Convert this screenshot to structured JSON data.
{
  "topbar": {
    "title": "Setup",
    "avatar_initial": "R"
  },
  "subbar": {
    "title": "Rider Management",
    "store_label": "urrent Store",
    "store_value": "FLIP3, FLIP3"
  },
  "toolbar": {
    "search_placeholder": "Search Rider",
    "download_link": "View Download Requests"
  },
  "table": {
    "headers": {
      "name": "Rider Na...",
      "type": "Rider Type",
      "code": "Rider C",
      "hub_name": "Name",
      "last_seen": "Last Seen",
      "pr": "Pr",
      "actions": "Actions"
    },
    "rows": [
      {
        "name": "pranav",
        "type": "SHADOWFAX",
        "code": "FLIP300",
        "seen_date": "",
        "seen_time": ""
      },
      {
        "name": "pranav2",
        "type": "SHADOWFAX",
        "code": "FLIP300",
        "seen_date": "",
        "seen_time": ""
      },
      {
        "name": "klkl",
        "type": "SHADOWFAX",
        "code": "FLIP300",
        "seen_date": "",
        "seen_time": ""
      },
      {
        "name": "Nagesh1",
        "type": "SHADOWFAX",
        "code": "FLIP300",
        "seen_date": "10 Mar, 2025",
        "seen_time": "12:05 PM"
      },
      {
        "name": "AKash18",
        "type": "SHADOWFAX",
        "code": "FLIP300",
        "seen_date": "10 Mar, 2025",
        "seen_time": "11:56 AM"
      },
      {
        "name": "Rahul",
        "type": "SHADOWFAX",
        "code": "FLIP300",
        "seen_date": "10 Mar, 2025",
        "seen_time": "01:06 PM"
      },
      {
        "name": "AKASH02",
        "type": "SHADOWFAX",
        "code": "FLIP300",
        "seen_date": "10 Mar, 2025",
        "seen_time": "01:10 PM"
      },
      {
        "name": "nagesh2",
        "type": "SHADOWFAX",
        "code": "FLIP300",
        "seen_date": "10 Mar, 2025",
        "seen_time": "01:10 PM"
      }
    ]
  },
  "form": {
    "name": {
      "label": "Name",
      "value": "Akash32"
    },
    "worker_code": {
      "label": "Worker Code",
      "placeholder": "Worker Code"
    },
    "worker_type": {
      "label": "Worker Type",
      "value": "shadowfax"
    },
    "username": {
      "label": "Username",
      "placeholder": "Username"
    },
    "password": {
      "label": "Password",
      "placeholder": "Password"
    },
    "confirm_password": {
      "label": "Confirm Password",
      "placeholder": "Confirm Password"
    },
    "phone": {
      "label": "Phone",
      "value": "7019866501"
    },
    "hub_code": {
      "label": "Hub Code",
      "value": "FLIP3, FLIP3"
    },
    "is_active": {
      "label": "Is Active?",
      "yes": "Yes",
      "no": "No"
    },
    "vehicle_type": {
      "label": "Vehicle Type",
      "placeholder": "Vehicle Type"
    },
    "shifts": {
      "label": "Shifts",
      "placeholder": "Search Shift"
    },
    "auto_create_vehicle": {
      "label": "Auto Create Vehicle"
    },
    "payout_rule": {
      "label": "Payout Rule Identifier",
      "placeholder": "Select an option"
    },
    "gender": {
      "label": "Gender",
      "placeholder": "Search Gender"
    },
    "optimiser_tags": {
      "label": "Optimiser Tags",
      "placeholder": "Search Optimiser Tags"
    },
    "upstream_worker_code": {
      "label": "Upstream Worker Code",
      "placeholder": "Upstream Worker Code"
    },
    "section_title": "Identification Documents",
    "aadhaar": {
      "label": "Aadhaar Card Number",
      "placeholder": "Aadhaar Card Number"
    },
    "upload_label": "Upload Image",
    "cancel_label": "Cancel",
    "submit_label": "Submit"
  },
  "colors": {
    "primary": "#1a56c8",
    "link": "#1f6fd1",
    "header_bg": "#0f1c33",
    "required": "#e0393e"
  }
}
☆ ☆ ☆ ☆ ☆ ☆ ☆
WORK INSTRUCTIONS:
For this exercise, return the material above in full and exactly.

THE COMPLETED TASK:
Convert this screenshot to structured JSON data.
{
  "topbar": {
    "title": "Setup",
    "avatar_initial": "R"
  },
  "subbar": {
    "title": "Rider Management",
    "store_label": "urrent Store",
    "store_value": "FLIP3, FLIP3"
  },
  "toolbar": {
    "search_placeholder": "Search Rider",
    "download_link": "View Download Requests"
  },
  "table": {
    "headers": {
      "name": "Rider Na...",
      "type": "Rider Type",
      "code": "Rider C",
      "hub_name": "Name",
      "last_seen": "Last Seen",
      "pr": "Pr",
      "actions": "Actions"
    },
    "rows": [
      {
        "name": "pranav",
        "type": "SHADOWFAX",
        "code": "FLIP300",
        "seen_date": "",
        "seen_time": ""
      },
      {
        "name": "pranav2",
        "type": "SHADOWFAX",
        "code": "FLIP300",
        "seen_date": "",
        "seen_time": ""
      },
      {
        "name": "klkl",
        "type": "SHADOWFAX",
        "code": "FLIP300",
        "seen_date": "",
        "seen_time": ""
      },
      {
        "name": "Nagesh1",
        "type": "SHADOWFAX",
        "code": "FLIP300",
        "seen_date": "10 Mar, 2025",
        "seen_time": "12:05 PM"
      },
      {
        "name": "AKash18",
        "type": "SHADOWFAX",
        "code": "FLIP300",
        "seen_date": "10 Mar, 2025",
        "seen_time": "11:56 AM"
      },
      {
        "name": "Rahul",
        "type": "SHADOWFAX",
        "code": "FLIP300",
        "seen_date": "10 Mar, 2025",
        "seen_time": "01:06 PM"
      },
      {
        "name": "AKASH02",
        "type": "SHADOWFAX",
        "code": "FLIP300",
        "seen_date": "10 Mar, 2025",
        "seen_time": "01:10 PM"
      },
      {
        "name": "nagesh2",
        "type": "SHADOWFAX",
        "code": "FLIP300",
        "seen_date": "10 Mar, 2025",
        "seen_time": "01:10 PM"
      }
    ]
  },
  "form": {
    "name": {
      "label": "Name",
      "value": "Akash32"
    },
    "worker_code": {
      "label": "Worker Code",
      "placeholder": "Worker Code"
    },
    "worker_type": {
      "label": "Worker Type",
      "value": "shadowfax"
    },
    "username": {
      "label": "Username",
      "placeholder": "Username"
    },
    "password": {
      "label": "Password",
      "placeholder": "Password"
    },
    "confirm_password": {
      "label": "Confirm Password",
      "placeholder": "Confirm Password"
    },
    "phone": {
      "label": "Phone",
      "value": "7019866501"
    },
    "hub_code": {
      "label": "Hub Code",
      "value": "FLIP3, FLIP3"
    },
    "is_active": {
      "label": "Is Active?",
      "yes": "Yes",
      "no": "No"
    },
    "vehicle_type": {
      "label": "Vehicle Type",
      "placeholder": "Vehicle Type"
    },
    "shifts": {
      "label": "Shifts",
      "placeholder": "Search Shift"
    },
    "auto_create_vehicle": {
      "label": "Auto Create Vehicle"
    },
    "payout_rule": {
      "label": "Payout Rule Identifier",
      "placeholder": "Select an option"
    },
    "gender": {
      "label": "Gender",
      "placeholder": "Search Gender"
    },
    "optimiser_tags": {
      "label": "Optimiser Tags",
      "placeholder": "Search Optimiser Tags"
    },
    "upstream_worker_code": {
      "label": "Upstream Worker Code",
      "placeholder": "Upstream Worker Code"
    },
    "section_title": "Identification Documents",
    "aadhaar": {
      "label": "Aadhaar Card Number",
      "placeholder": "Aadhaar Card Number"
    },
    "upload_label": "Upload Image",
    "cancel_label": "Cancel",
    "submit_label": "Submit"
  },
  "colors": {
    "primary": "#1a56c8",
    "link": "#1f6fd1",
    "header_bg": "#0f1c33",
    "required": "#e0393e"
  }
}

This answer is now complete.